Setting up environment

knitr::opts_chunk$set(eval = TRUE, 
                      echo = TRUE, 
                      cache = FALSE,
                      include = TRUE,
                      collapse = FALSE,
                      dependson = NULL,
                      engine = "R", # Chunks will always have R code, unless noted
                      message = FALSE,
                      #dev = 'pdf',
                      fig.path="Figures/",  # Set the figure options
                      fig.align = "center"
                      # fig.width = 6,
                      # fig.height = 6

Load needed packages. Note, I set the working directory here and you can do the same to point it to the contents of git hub zipped folder. I still hardcoded the full path to files as I call them through this document because I could not get knitr to generate html by calling the set wd…one of those mysteries, maybe you have better luck.


Figure 1. Genome relatedness heatmap.

How many genera of PSA phages exist? And who belongs to those genera?

I will use the working definition of genera set forth by Lavigne et al. 2008, whereby phage genus membership is defined at >40% genes shared at bitscore > 75.

  1. To answer this, I collected the protein sequences of all phages of Pseudoalteromonas in individual protein fasta files. This list included:
  • 8 Helgoland PSA phage isolates that we sequenced here
  • 7 PSA phage isolates sequenced by others (available from GenBank)
  • 7 prophages predicted from Helgoland PSA bacterial genomes
  • 28 prophages predicted from published PSA bacterial genomes (available from GenBank and WGS; only those considered “high-quality” prophage predictions by VirSorter)

This resulted in 2377 proteins in 50 multifastas protein files, available in the directory \faa

  1. Next, I ran pair-wise blastp protein homology searches for all pairs of PSA phages. The bash files called are also contained in the directory \faa


Here is an example line from the script:
makeblastdb -in ANT505.faa -dbtype prot

Here is an example line from the script:
blastp -db ANT505.faa -query 1315s1g383.faa -outfmt 6 -evalue 0.1 > ANT505.faa_1315s1g383.faa.blastp

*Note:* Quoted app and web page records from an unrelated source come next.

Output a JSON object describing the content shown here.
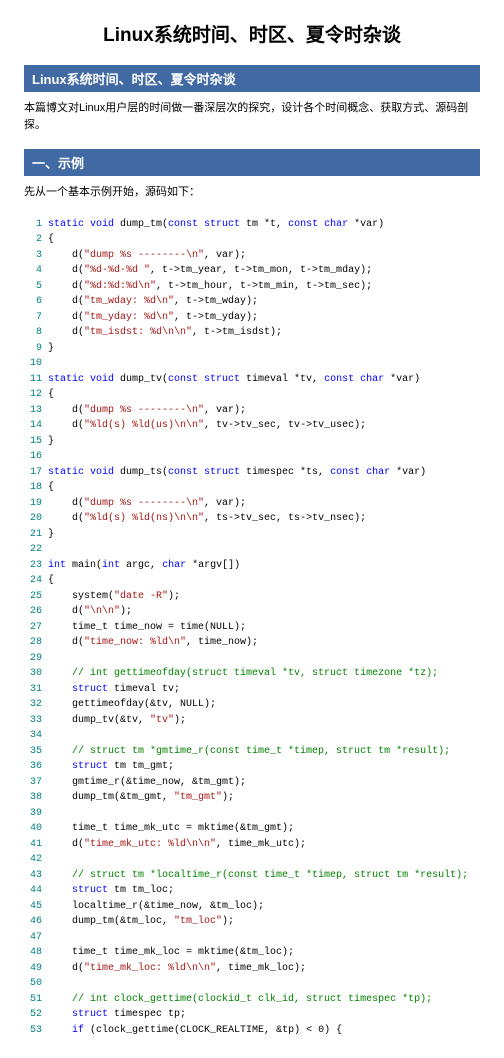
{
  "title": "Linux系统时间、时区、夏令时杂谈",
  "section1_title": "Linux系统时间、时区、夏令时杂谈",
  "intro": "本篇博文对Linux用户层的时间做一番深层次的探究，设计各个时间概念、获取方式、源码剖探。",
  "section2_title": "一、示例",
  "example_intro": "先从一个基本示例开始，源码如下：",
  "code": [
    {
      "n": 1,
      "t": [
        {
          "c": "kw",
          "v": "static void"
        },
        {
          "c": "plain",
          "v": " dump_tm("
        },
        {
          "c": "kw",
          "v": "const struct"
        },
        {
          "c": "plain",
          "v": " tm *t, "
        },
        {
          "c": "kw",
          "v": "const char"
        },
        {
          "c": "plain",
          "v": " *var)"
        }
      ]
    },
    {
      "n": 2,
      "t": [
        {
          "c": "plain",
          "v": "{"
        }
      ]
    },
    {
      "n": 3,
      "t": [
        {
          "c": "plain",
          "v": "    d("
        },
        {
          "c": "str",
          "v": "\"dump %s --------\\n\""
        },
        {
          "c": "plain",
          "v": ", var);"
        }
      ]
    },
    {
      "n": 4,
      "t": [
        {
          "c": "plain",
          "v": "    d("
        },
        {
          "c": "str",
          "v": "\"%d-%d-%d \""
        },
        {
          "c": "plain",
          "v": ", t->tm_year, t->tm_mon, t->tm_mday);"
        }
      ]
    },
    {
      "n": 5,
      "t": [
        {
          "c": "plain",
          "v": "    d("
        },
        {
          "c": "str",
          "v": "\"%d:%d:%d\\n\""
        },
        {
          "c": "plain",
          "v": ", t->tm_hour, t->tm_min, t->tm_sec);"
        }
      ]
    },
    {
      "n": 6,
      "t": [
        {
          "c": "plain",
          "v": "    d("
        },
        {
          "c": "str",
          "v": "\"tm_wday: %d\\n\""
        },
        {
          "c": "plain",
          "v": ", t->tm_wday);"
        }
      ]
    },
    {
      "n": 7,
      "t": [
        {
          "c": "plain",
          "v": "    d("
        },
        {
          "c": "str",
          "v": "\"tm_yday: %d\\n\""
        },
        {
          "c": "plain",
          "v": ", t->tm_yday);"
        }
      ]
    },
    {
      "n": 8,
      "t": [
        {
          "c": "plain",
          "v": "    d("
        },
        {
          "c": "str",
          "v": "\"tm_isdst: %d\\n\\n\""
        },
        {
          "c": "plain",
          "v": ", t->tm_isdst);"
        }
      ]
    },
    {
      "n": 9,
      "t": [
        {
          "c": "plain",
          "v": "}"
        }
      ]
    },
    {
      "n": 10,
      "t": []
    },
    {
      "n": 11,
      "t": [
        {
          "c": "kw",
          "v": "static void"
        },
        {
          "c": "plain",
          "v": " dump_tv("
        },
        {
          "c": "kw",
          "v": "const struct"
        },
        {
          "c": "plain",
          "v": " timeval *tv, "
        },
        {
          "c": "kw",
          "v": "const char"
        },
        {
          "c": "plain",
          "v": " *var)"
        }
      ]
    },
    {
      "n": 12,
      "t": [
        {
          "c": "plain",
          "v": "{"
        }
      ]
    },
    {
      "n": 13,
      "t": [
        {
          "c": "plain",
          "v": "    d("
        },
        {
          "c": "str",
          "v": "\"dump %s --------\\n\""
        },
        {
          "c": "plain",
          "v": ", var);"
        }
      ]
    },
    {
      "n": 14,
      "t": [
        {
          "c": "plain",
          "v": "    d("
        },
        {
          "c": "str",
          "v": "\"%ld(s) %ld(us)\\n\\n\""
        },
        {
          "c": "plain",
          "v": ", tv->tv_sec, tv->tv_usec);"
        }
      ]
    },
    {
      "n": 15,
      "t": [
        {
          "c": "plain",
          "v": "}"
        }
      ]
    },
    {
      "n": 16,
      "t": []
    },
    {
      "n": 17,
      "t": [
        {
          "c": "kw",
          "v": "static void"
        },
        {
          "c": "plain",
          "v": " dump_ts("
        },
        {
          "c": "kw",
          "v": "const struct"
        },
        {
          "c": "plain",
          "v": " timespec *ts, "
        },
        {
          "c": "kw",
          "v": "const char"
        },
        {
          "c": "plain",
          "v": " *var)"
        }
      ]
    },
    {
      "n": 18,
      "t": [
        {
          "c": "plain",
          "v": "{"
        }
      ]
    },
    {
      "n": 19,
      "t": [
        {
          "c": "plain",
          "v": "    d("
        },
        {
          "c": "str",
          "v": "\"dump %s --------\\n\""
        },
        {
          "c": "plain",
          "v": ", var);"
        }
      ]
    },
    {
      "n": 20,
      "t": [
        {
          "c": "plain",
          "v": "    d("
        },
        {
          "c": "str",
          "v": "\"%ld(s) %ld(ns)\\n\\n\""
        },
        {
          "c": "plain",
          "v": ", ts->tv_sec, ts->tv_nsec);"
        }
      ]
    },
    {
      "n": 21,
      "t": [
        {
          "c": "plain",
          "v": "}"
        }
      ]
    },
    {
      "n": 22,
      "t": []
    },
    {
      "n": 23,
      "t": [
        {
          "c": "kw",
          "v": "int"
        },
        {
          "c": "plain",
          "v": " main("
        },
        {
          "c": "kw",
          "v": "int"
        },
        {
          "c": "plain",
          "v": " argc, "
        },
        {
          "c": "kw",
          "v": "char"
        },
        {
          "c": "plain",
          "v": " *argv[])"
        }
      ]
    },
    {
      "n": 24,
      "t": [
        {
          "c": "plain",
          "v": "{"
        }
      ]
    },
    {
      "n": 25,
      "t": [
        {
          "c": "plain",
          "v": "    system("
        },
        {
          "c": "str",
          "v": "\"date -R\""
        },
        {
          "c": "plain",
          "v": ");"
        }
      ]
    },
    {
      "n": 26,
      "t": [
        {
          "c": "plain",
          "v": "    d("
        },
        {
          "c": "str",
          "v": "\"\\n\\n\""
        },
        {
          "c": "plain",
          "v": ");"
        }
      ]
    },
    {
      "n": 27,
      "t": [
        {
          "c": "plain",
          "v": "    time_t time_now = time(NULL);"
        }
      ]
    },
    {
      "n": 28,
      "t": [
        {
          "c": "plain",
          "v": "    d("
        },
        {
          "c": "str",
          "v": "\"time_now: %ld\\n\""
        },
        {
          "c": "plain",
          "v": ", time_now);"
        }
      ]
    },
    {
      "n": 29,
      "t": []
    },
    {
      "n": 30,
      "t": [
        {
          "c": "plain",
          "v": "    "
        },
        {
          "c": "cmt",
          "v": "// int gettimeofday(struct timeval *tv, struct timezone *tz);"
        }
      ]
    },
    {
      "n": 31,
      "t": [
        {
          "c": "plain",
          "v": "    "
        },
        {
          "c": "kw",
          "v": "struct"
        },
        {
          "c": "plain",
          "v": " timeval tv;"
        }
      ]
    },
    {
      "n": 32,
      "t": [
        {
          "c": "plain",
          "v": "    gettimeofday(&tv, NULL);"
        }
      ]
    },
    {
      "n": 33,
      "t": [
        {
          "c": "plain",
          "v": "    dump_tv(&tv, "
        },
        {
          "c": "str",
          "v": "\"tv\""
        },
        {
          "c": "plain",
          "v": ");"
        }
      ]
    },
    {
      "n": 34,
      "t": []
    },
    {
      "n": 35,
      "t": [
        {
          "c": "plain",
          "v": "    "
        },
        {
          "c": "cmt",
          "v": "// struct tm *gmtime_r(const time_t *timep, struct tm *result);"
        }
      ]
    },
    {
      "n": 36,
      "t": [
        {
          "c": "plain",
          "v": "    "
        },
        {
          "c": "kw",
          "v": "struct"
        },
        {
          "c": "plain",
          "v": " tm tm_gmt;"
        }
      ]
    },
    {
      "n": 37,
      "t": [
        {
          "c": "plain",
          "v": "    gmtime_r(&time_now, &tm_gmt);"
        }
      ]
    },
    {
      "n": 38,
      "t": [
        {
          "c": "plain",
          "v": "    dump_tm(&tm_gmt, "
        },
        {
          "c": "str",
          "v": "\"tm_gmt\""
        },
        {
          "c": "plain",
          "v": ");"
        }
      ]
    },
    {
      "n": 39,
      "t": []
    },
    {
      "n": 40,
      "t": [
        {
          "c": "plain",
          "v": "    time_t time_mk_utc = mktime(&tm_gmt);"
        }
      ]
    },
    {
      "n": 41,
      "t": [
        {
          "c": "plain",
          "v": "    d("
        },
        {
          "c": "str",
          "v": "\"time_mk_utc: %ld\\n\\n\""
        },
        {
          "c": "plain",
          "v": ", time_mk_utc);"
        }
      ]
    },
    {
      "n": 42,
      "t": []
    },
    {
      "n": 43,
      "t": [
        {
          "c": "plain",
          "v": "    "
        },
        {
          "c": "cmt",
          "v": "// struct tm *localtime_r(const time_t *timep, struct tm *result);"
        }
      ]
    },
    {
      "n": 44,
      "t": [
        {
          "c": "plain",
          "v": "    "
        },
        {
          "c": "kw",
          "v": "struct"
        },
        {
          "c": "plain",
          "v": " tm tm_loc;"
        }
      ]
    },
    {
      "n": 45,
      "t": [
        {
          "c": "plain",
          "v": "    localtime_r(&time_now, &tm_loc);"
        }
      ]
    },
    {
      "n": 46,
      "t": [
        {
          "c": "plain",
          "v": "    dump_tm(&tm_loc, "
        },
        {
          "c": "str",
          "v": "\"tm_loc\""
        },
        {
          "c": "plain",
          "v": ");"
        }
      ]
    },
    {
      "n": 47,
      "t": []
    },
    {
      "n": 48,
      "t": [
        {
          "c": "plain",
          "v": "    time_t time_mk_loc = mktime(&tm_loc);"
        }
      ]
    },
    {
      "n": 49,
      "t": [
        {
          "c": "plain",
          "v": "    d("
        },
        {
          "c": "str",
          "v": "\"time_mk_loc: %ld\\n\\n\""
        },
        {
          "c": "plain",
          "v": ", time_mk_loc);"
        }
      ]
    },
    {
      "n": 50,
      "t": []
    },
    {
      "n": 51,
      "t": [
        {
          "c": "plain",
          "v": "    "
        },
        {
          "c": "cmt",
          "v": "// int clock_gettime(clockid_t clk_id, struct timespec *tp);"
        }
      ]
    },
    {
      "n": 52,
      "t": [
        {
          "c": "plain",
          "v": "    "
        },
        {
          "c": "kw",
          "v": "struct"
        },
        {
          "c": "plain",
          "v": " timespec tp;"
        }
      ]
    },
    {
      "n": 53,
      "t": [
        {
          "c": "plain",
          "v": "    "
        },
        {
          "c": "kw",
          "v": "if"
        },
        {
          "c": "plain",
          "v": " (clock_gettime(CLOCK_REALTIME, &tp) < "
        },
        {
          "c": "num",
          "v": "0"
        },
        {
          "c": "plain",
          "v": ") {"
        }
      ]
    }
  ]
}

  1. Next, the blastp results are parsed to determine the reciprocal best blastp (RBB) hits between all phages using the script, also stored in the /faa directory. In other words, all homologues between all phages were determined based on which pairs had the highest bit scores. Only hits with bitscore >75 were considered, per Lavigne et al. 2008.
cat *.blastp.rbb.out > all.rbb_bit.out

Here is an example line from the script, available here:

python HM1_H101.blastp H101_HM1.blastp 1 2 12 high HM1_H101.rbb.out

These results (all_v_all.blastp) are called into a dataframe.

allPSA<-read.table("/Users/duhaimem/busibee/PostDoc/TMPL/Helgoland_Phages/ecogenomics_project/genome_analysis/JGI/phage/seq_data/genes.aa/faa/all.rbb_bit.out", header=FALSE)

colnames(allPSA) <- c("query","sbjt", "bitA","bitB")

allPSA_bs75 <- filter(allPSA, bitA > 75 & bitB > 75)

          options = list(pageLength = 5),
          caption = "All-v-All Reciprocal Best Blastp results"